Yet the role that really stood out to me was the first, the Ostiarius, who functioned as a sort of doorman or even (arguably) bouncer of sorts. It stood out because I couldn’t imagine such a function really existing today. Particularly in the Church of England. In a way the Ostiarius is linked, to me, to what Protestants have traditionally called the 3rd Mark of the Church. That of Discipline, or what I prefer to think of as Discipleship. When we read that they are to ‘shut the unbelieving without’ this would include either the unbaptised or the baptised who are unrepentant in sin.
The mere existence of the Ostiarius is predicated on an ability and willingness in the church to discern, however falteringly, the righteous from the unrighteous. In order to do this the people coming in need to be known. Yet in my experience often anyone can turn up, and anyone can simply just go up and take communion. Little regard is paid, except in extreme circumstances, as to how those attending actually conduct themselves. Despite being raised in a ‘magisterial’ tradition I cannot think of time within one when I’ve seen that sort of discernment on display within it, contrasted to what I’ve seen in the free church. In that sense mainline churches can be rather anonymous or uncaring.

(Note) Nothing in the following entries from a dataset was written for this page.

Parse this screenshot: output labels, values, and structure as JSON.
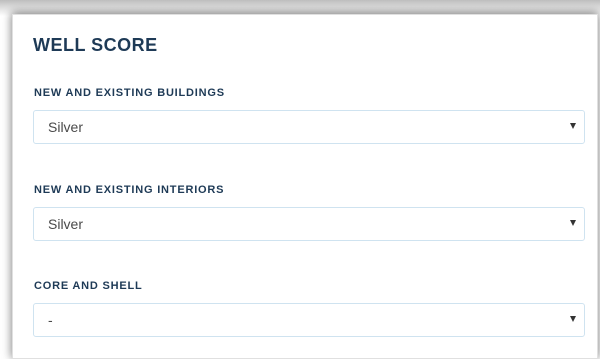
{
  "section": {
    "title": "WELL SCORE"
  },
  "fields": [
    {
      "label": "NEW AND EXISTING BUILDINGS",
      "selected": "Silver",
      "icon": "chevron-down-icon"
    },
    {
      "label": "NEW AND EXISTING INTERIORS",
      "selected": "Silver",
      "icon": "chevron-down-icon"
    },
    {
      "label": "CORE AND SHELL",
      "selected": "-",
      "icon": "chevron-down-icon"
    }
  ],
  "colors": {
    "heading": "#1e3a56",
    "select_border": "#cfe3f0",
    "value_text": "#4a4a4a"
  }
}
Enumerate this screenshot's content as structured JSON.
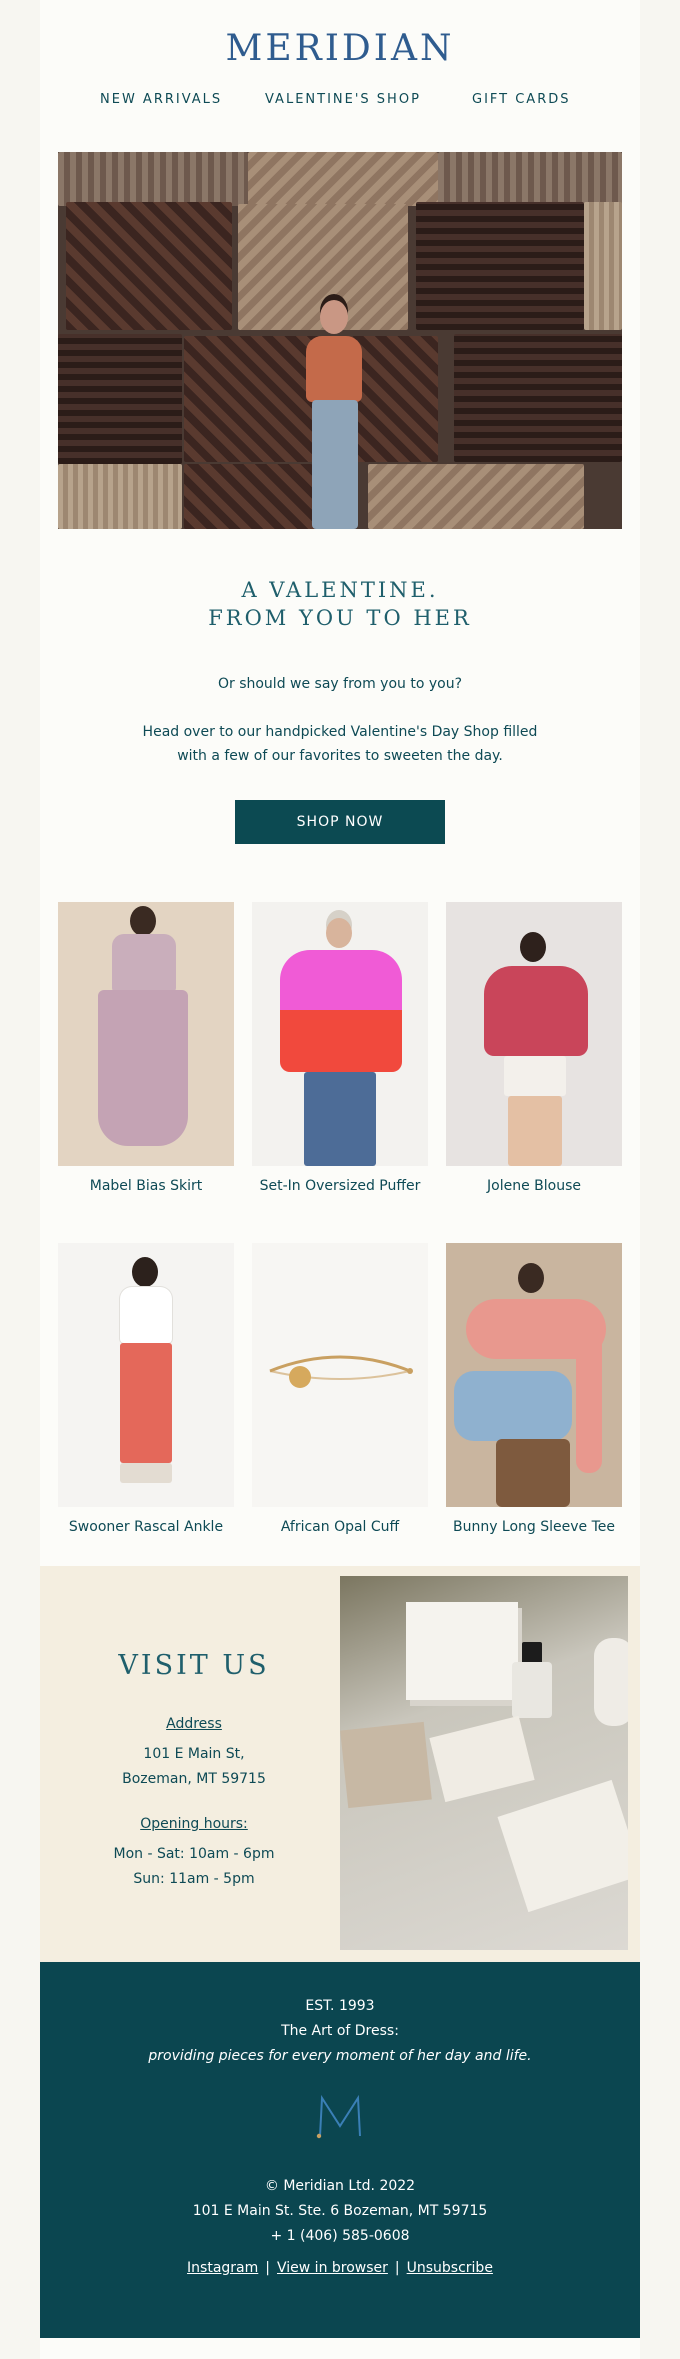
{
  "brand": {
    "logo_text": "MERIDIAN"
  },
  "nav": {
    "items": [
      "NEW ARRIVALS",
      "VALENTINE'S SHOP",
      "GIFT CARDS"
    ]
  },
  "hero": {
    "headline_line1": "A VALENTINE.",
    "headline_line2": "FROM YOU TO HER",
    "subline": "Or should we say from you to you?",
    "body_line1": "Head over to our handpicked Valentine's Day Shop filled",
    "body_line2": "with a few of our favorites to sweeten the day.",
    "cta_label": "SHOP NOW"
  },
  "products": [
    {
      "name": "Mabel Bias Skirt"
    },
    {
      "name": "Set-In Oversized Puffer"
    },
    {
      "name": "Jolene Blouse"
    },
    {
      "name": "Swooner Rascal Ankle"
    },
    {
      "name": "African Opal Cuff"
    },
    {
      "name": "Bunny Long Sleeve Tee"
    }
  ],
  "visit": {
    "title": "VISIT US",
    "address_label": "Address",
    "address_line1": "101 E Main St,",
    "address_line2": "Bozeman, MT 59715",
    "hours_label": "Opening hours:",
    "hours_line1": "Mon - Sat: 10am - 6pm",
    "hours_line2": "Sun: 11am - 5pm"
  },
  "footer": {
    "est": "EST. 1993",
    "tagline": "The Art of Dress:",
    "tagline_italic": "providing pieces for every moment of her day and life.",
    "copyright": "© Meridian Ltd. 2022",
    "address": "101 E Main St. Ste. 6 Bozeman, MT 59715",
    "phone": "+ 1 (406) 585-0608",
    "links": {
      "instagram": "Instagram",
      "view_in_browser": "View in browser",
      "unsubscribe": "Unsubscribe"
    },
    "separator": "|"
  },
  "colors": {
    "accent": "#0c4a52",
    "logo": "#2f5c8f",
    "visit_bg": "#f4eee0",
    "page_bg": "#fcfcf9"
  }
}
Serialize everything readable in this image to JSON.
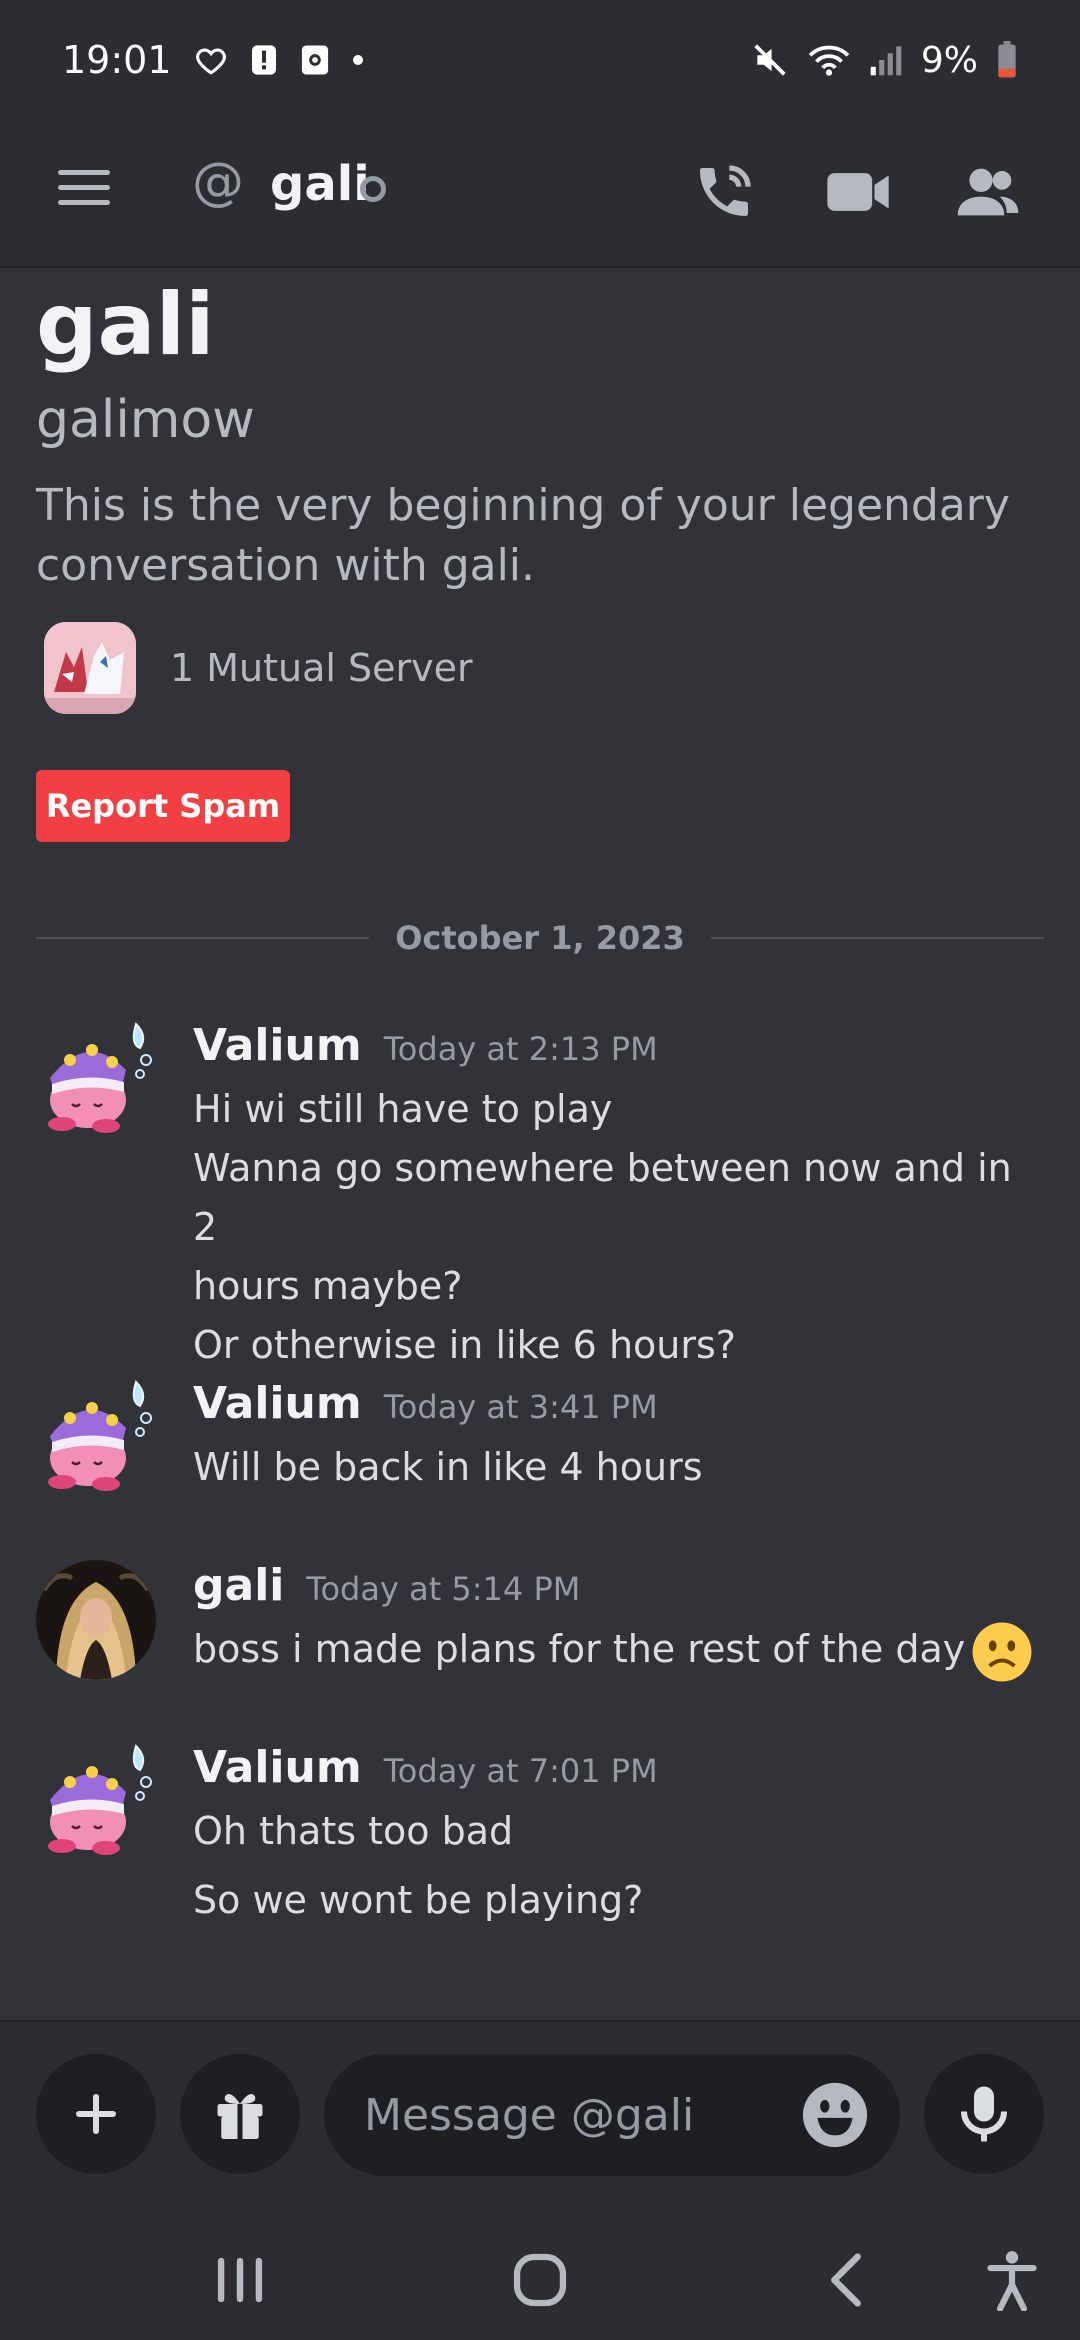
{
  "status_bar": {
    "time": "19:01",
    "battery": "9%",
    "icons": [
      "heart-hand-icon",
      "alert-icon",
      "screen-record-icon",
      "dot-icon",
      "mute-icon",
      "wifi-icon",
      "signal-icon",
      "battery-icon"
    ]
  },
  "header": {
    "at_symbol": "@",
    "title": "gali",
    "status": "offline",
    "actions": [
      "call-icon",
      "video-icon",
      "members-icon"
    ]
  },
  "intro": {
    "name": "gali",
    "handle": "galimow",
    "description": "This is the very beginning of your legendary conversation with gali.",
    "mutual_servers": "1 Mutual Server",
    "report_button": "Report Spam"
  },
  "date_divider": "October 1, 2023",
  "messages": [
    {
      "author": "Valium",
      "timestamp": "Today at 2:13 PM",
      "lines": [
        "Hi wi still have to play",
        "Wanna go somewhere between now and in 2",
        "hours maybe?",
        "Or otherwise in like 6 hours?"
      ]
    },
    {
      "author": "Valium",
      "timestamp": "Today at 3:41 PM",
      "lines": [
        "Will be back in like 4 hours"
      ]
    },
    {
      "author": "gali",
      "timestamp": "Today at 5:14 PM",
      "lines": [
        "boss i made plans for the rest of the day"
      ]
    },
    {
      "author": "Valium",
      "timestamp": "Today at 7:01 PM",
      "lines": [
        "Oh thats too bad",
        "So we wont be playing?"
      ]
    }
  ],
  "composer": {
    "placeholder": "Message @gali"
  },
  "colors": {
    "background": "#313338",
    "header": "#2b2d31",
    "danger": "#f23f43",
    "input": "#1e1f22"
  }
}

This is me unashamedly reading into the figure of the Ostiarius now but to me he’s a symptom of a church that is:
- Interested in the state of its members before the face of God
- Takes responsibility for its members, discipling and building them up over time
- Interested in the state of its churches before the face of God
- Practically demonstrating its guarding of the three marks of the church
- Doesn’t conflate the Christian community with the surrounding population
That’s attractive, to me, partly because these are things I perceive as running the risk of being lacking in many churches today.
We don’t need to see these offices as apostolic to perceive some value in them. In a time of open communion concepts like church membership seem to have gone out the window and I can’t help but wonder if the drifting of so many churches with regard to doctrine and conduct is not linked to this. A figure like the Ostiarius doesn’t just perform a function but by his very existence says something of where the priorities of the Church to which he belongs.